Dataset entries |
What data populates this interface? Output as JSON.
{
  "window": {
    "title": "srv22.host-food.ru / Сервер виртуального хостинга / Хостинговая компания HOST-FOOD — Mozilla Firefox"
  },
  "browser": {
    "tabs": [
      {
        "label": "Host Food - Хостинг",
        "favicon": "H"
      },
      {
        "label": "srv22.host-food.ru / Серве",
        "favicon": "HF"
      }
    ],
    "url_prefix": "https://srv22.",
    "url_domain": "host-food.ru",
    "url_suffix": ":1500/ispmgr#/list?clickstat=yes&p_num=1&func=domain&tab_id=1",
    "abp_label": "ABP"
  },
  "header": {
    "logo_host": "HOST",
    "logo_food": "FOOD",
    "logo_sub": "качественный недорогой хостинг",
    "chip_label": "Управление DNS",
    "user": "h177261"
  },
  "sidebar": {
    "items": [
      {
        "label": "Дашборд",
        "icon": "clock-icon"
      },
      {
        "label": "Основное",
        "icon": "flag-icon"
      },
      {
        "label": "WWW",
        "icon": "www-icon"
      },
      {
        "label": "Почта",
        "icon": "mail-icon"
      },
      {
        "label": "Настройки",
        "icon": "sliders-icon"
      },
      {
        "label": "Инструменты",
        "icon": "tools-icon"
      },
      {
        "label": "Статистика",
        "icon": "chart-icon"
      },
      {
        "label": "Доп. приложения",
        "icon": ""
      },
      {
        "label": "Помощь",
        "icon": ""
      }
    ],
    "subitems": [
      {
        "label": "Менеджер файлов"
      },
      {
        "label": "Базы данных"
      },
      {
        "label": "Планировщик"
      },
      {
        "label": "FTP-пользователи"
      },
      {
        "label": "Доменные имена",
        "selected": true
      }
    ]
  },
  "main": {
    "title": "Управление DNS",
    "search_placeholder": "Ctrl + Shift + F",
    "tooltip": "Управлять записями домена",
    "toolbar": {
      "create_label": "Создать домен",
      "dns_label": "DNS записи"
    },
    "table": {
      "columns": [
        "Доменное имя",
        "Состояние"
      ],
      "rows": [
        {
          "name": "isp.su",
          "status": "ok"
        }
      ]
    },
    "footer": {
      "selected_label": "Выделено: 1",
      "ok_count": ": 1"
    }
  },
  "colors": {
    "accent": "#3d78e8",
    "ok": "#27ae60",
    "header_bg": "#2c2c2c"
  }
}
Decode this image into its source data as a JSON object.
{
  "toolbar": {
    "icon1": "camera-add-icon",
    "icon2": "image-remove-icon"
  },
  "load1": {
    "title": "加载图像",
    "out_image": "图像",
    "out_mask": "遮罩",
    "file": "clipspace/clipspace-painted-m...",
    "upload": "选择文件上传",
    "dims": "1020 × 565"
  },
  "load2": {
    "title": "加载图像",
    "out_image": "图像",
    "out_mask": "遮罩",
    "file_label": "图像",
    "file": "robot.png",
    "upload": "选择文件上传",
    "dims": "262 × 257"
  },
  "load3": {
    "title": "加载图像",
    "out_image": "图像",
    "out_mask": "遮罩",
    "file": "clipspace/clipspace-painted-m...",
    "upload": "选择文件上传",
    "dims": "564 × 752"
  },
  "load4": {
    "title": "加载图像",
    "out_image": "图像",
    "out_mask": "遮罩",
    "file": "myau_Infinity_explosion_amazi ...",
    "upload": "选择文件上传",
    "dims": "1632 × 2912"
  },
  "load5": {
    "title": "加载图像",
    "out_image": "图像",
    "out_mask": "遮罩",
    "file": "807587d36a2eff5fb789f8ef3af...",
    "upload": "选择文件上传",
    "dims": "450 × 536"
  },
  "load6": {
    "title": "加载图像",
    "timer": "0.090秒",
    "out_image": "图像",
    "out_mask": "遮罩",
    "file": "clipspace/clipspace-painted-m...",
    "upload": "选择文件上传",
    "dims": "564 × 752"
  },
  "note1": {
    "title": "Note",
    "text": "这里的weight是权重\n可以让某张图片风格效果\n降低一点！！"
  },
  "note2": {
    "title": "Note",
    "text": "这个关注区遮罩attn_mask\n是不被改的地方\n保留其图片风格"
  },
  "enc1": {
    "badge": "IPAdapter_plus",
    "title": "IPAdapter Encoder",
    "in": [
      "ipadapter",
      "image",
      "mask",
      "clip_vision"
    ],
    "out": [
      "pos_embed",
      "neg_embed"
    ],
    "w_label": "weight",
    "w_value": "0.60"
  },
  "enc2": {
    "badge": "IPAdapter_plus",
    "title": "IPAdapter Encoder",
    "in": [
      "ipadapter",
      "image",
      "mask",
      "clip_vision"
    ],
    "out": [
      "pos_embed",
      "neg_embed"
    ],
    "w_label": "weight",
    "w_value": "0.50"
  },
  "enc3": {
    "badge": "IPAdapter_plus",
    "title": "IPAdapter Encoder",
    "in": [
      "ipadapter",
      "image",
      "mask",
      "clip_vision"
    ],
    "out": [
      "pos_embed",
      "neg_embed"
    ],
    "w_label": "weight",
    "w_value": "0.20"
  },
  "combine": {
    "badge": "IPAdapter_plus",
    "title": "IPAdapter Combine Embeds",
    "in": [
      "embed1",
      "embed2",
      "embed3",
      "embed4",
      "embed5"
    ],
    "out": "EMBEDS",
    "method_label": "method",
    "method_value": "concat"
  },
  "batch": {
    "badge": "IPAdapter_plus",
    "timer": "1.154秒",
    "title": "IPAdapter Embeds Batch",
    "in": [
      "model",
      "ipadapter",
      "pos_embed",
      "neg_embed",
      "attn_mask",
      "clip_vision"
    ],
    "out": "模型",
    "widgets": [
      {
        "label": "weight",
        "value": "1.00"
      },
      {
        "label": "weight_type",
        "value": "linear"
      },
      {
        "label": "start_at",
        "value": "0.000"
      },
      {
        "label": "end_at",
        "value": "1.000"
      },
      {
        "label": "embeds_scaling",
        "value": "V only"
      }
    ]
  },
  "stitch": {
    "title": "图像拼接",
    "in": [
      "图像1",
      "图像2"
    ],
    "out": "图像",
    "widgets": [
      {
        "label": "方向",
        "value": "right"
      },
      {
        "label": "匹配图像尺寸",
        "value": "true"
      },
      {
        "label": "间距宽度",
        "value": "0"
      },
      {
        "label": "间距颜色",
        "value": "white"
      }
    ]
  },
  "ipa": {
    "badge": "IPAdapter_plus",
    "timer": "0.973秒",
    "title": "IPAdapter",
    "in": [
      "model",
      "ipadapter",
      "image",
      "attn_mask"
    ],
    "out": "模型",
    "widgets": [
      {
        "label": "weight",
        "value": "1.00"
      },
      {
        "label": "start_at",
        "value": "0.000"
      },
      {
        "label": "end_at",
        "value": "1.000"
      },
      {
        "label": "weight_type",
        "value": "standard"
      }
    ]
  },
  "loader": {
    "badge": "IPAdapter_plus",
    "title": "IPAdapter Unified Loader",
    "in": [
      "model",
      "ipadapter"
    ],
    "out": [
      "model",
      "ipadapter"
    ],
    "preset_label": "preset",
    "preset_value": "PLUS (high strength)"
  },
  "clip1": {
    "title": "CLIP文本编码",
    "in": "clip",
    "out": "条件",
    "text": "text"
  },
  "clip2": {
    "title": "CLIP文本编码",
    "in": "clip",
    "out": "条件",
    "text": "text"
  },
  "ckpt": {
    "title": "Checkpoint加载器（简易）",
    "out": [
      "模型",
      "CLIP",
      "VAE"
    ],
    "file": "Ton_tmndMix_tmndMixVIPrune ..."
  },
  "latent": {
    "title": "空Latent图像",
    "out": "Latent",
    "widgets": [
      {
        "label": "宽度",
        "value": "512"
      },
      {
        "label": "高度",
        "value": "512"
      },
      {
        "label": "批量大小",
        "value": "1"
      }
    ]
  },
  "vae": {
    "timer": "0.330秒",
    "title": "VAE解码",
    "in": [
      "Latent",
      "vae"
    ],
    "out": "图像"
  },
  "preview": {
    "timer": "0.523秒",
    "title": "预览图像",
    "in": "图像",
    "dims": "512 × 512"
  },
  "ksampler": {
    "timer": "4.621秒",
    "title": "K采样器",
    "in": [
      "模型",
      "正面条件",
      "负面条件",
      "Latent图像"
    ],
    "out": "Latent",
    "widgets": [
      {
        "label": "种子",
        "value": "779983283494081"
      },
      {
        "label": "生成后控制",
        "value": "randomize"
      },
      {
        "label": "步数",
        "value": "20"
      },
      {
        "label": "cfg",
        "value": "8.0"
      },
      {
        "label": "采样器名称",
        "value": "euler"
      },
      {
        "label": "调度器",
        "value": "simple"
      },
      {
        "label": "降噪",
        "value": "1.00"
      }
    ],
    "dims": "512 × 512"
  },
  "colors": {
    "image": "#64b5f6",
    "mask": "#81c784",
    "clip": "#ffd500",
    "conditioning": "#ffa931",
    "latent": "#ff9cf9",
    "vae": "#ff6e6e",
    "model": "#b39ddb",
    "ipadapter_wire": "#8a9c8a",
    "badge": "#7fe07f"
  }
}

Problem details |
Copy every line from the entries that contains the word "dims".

Answer space |
    "dims": "1020 × 565"
    "dims": "262 × 257"
    "dims": "564 × 752"
    "dims": "1632 × 2912"
    "dims": "450 × 536"
    "dims": "564 × 752"
    "dims": "512 × 512"
    "dims": "512 × 512"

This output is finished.